EXERCISE GOAL >>
The entries are to be reproduced verbatim, with all pictures omitted.

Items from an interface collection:
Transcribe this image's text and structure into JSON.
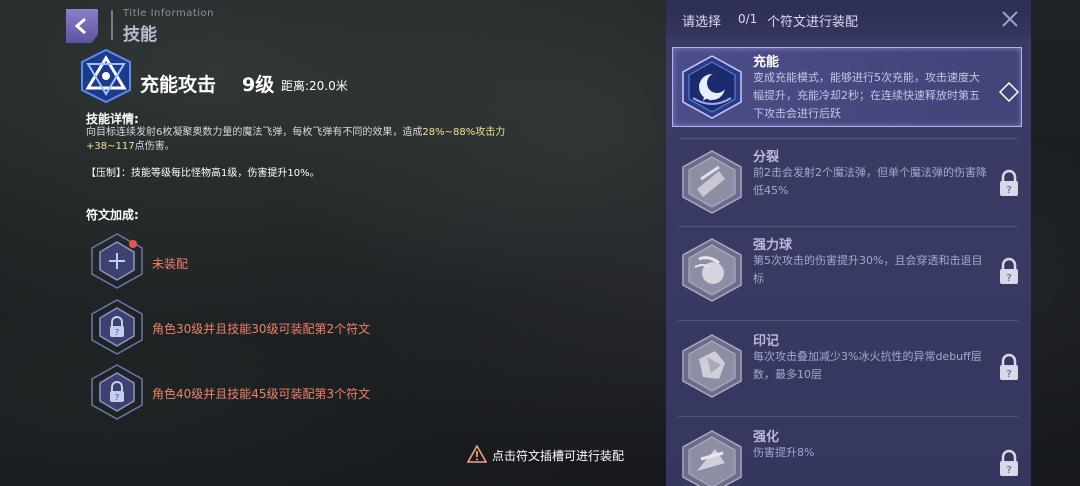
{
  "header": {
    "subtitle": "Title Information",
    "title": "技能"
  },
  "skill": {
    "name": "充能攻击",
    "level": "9级",
    "range": "距离:20.0米",
    "detail_title": "技能详情:",
    "detail_line1_a": "向目标连续发射6枚凝聚奥数力量的魔法飞弹，每枚飞弹有不同的效果，造成",
    "detail_line1_hl": "28%~88%攻击力",
    "detail_line2_hl": "+38~117",
    "detail_line2_b": "点伤害。",
    "suppress": "【压制】：技能等级每比怪物高1级，伤害提升10%。"
  },
  "runes_section": {
    "title": "符文加成:",
    "slots": [
      {
        "label": "未装配",
        "state": "empty",
        "icon": "plus-icon"
      },
      {
        "label": "角色30级并且技能30级可装配第2个符文",
        "state": "locked",
        "icon": "lock-icon"
      },
      {
        "label": "角色40级并且技能45级可装配第3个符文",
        "state": "locked",
        "icon": "lock-icon"
      }
    ]
  },
  "hint": "点击符文插槽可进行装配",
  "panel": {
    "prefix": "请选择",
    "count": "0/1",
    "suffix": "个符文进行装配",
    "items": [
      {
        "name": "充能",
        "desc": "变成充能模式，能够进行5次充能，攻击速度大幅提升，充能冷却2秒；在连续快速释放时第五下攻击会进行后跃",
        "locked": false,
        "selected": true
      },
      {
        "name": "分裂",
        "desc": "前2击会发射2个魔法弹，但单个魔法弹的伤害降低45%",
        "locked": true,
        "selected": false
      },
      {
        "name": "强力球",
        "desc": "第5次攻击的伤害提升30%，且会穿透和击退目标",
        "locked": true,
        "selected": false
      },
      {
        "name": "印记",
        "desc": "每次攻击叠加减少3%冰火抗性的异常debuff层数，最多10层",
        "locked": true,
        "selected": false
      },
      {
        "name": "强化",
        "desc": "伤害提升8%",
        "locked": true,
        "selected": false
      }
    ]
  },
  "colors": {
    "accent": "#f08068",
    "highlight": "#f0e08a",
    "panel": "#3b3d68"
  }
}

RESPONSE AREA >>
Transcribe this image's text and structure into JSON.
{
  "header": {
    "subtitle": "Title Information",
    "title": "技能"
  },
  "skill": {
    "name": "充能攻击",
    "level": "9级",
    "range": "距离:20.0米",
    "detail_title": "技能详情:",
    "detail_line1_a": "向目标连续发射6枚凝聚奥数力量的魔法飞弹，每枚飞弹有不同的效果，造成",
    "detail_line1_hl": "28%~88%攻击力",
    "detail_line2_hl": "+38~117",
    "detail_line2_b": "点伤害。",
    "suppress": "【压制】：技能等级每比怪物高1级，伤害提升10%。"
  },
  "runes_section": {
    "title": "符文加成:",
    "slots": [
      {
        "label": "未装配",
        "state": "empty",
        "icon": "plus-icon"
      },
      {
        "label": "角色30级并且技能30级可装配第2个符文",
        "state": "locked",
        "icon": "lock-icon"
      },
      {
        "label": "角色40级并且技能45级可装配第3个符文",
        "state": "locked",
        "icon": "lock-icon"
      }
    ]
  },
  "hint": "点击符文插槽可进行装配",
  "panel": {
    "prefix": "请选择",
    "count": "0/1",
    "suffix": "个符文进行装配",
    "items": [
      {
        "name": "充能",
        "desc": "变成充能模式，能够进行5次充能，攻击速度大幅提升，充能冷却2秒；在连续快速释放时第五下攻击会进行后跃",
        "locked": false,
        "selected": true
      },
      {
        "name": "分裂",
        "desc": "前2击会发射2个魔法弹，但单个魔法弹的伤害降低45%",
        "locked": true,
        "selected": false
      },
      {
        "name": "强力球",
        "desc": "第5次攻击的伤害提升30%，且会穿透和击退目标",
        "locked": true,
        "selected": false
      },
      {
        "name": "印记",
        "desc": "每次攻击叠加减少3%冰火抗性的异常debuff层数，最多10层",
        "locked": true,
        "selected": false
      },
      {
        "name": "强化",
        "desc": "伤害提升8%",
        "locked": true,
        "selected": false
      }
    ]
  },
  "colors": {
    "accent": "#f08068",
    "highlight": "#f0e08a",
    "panel": "#3b3d68"
  }
}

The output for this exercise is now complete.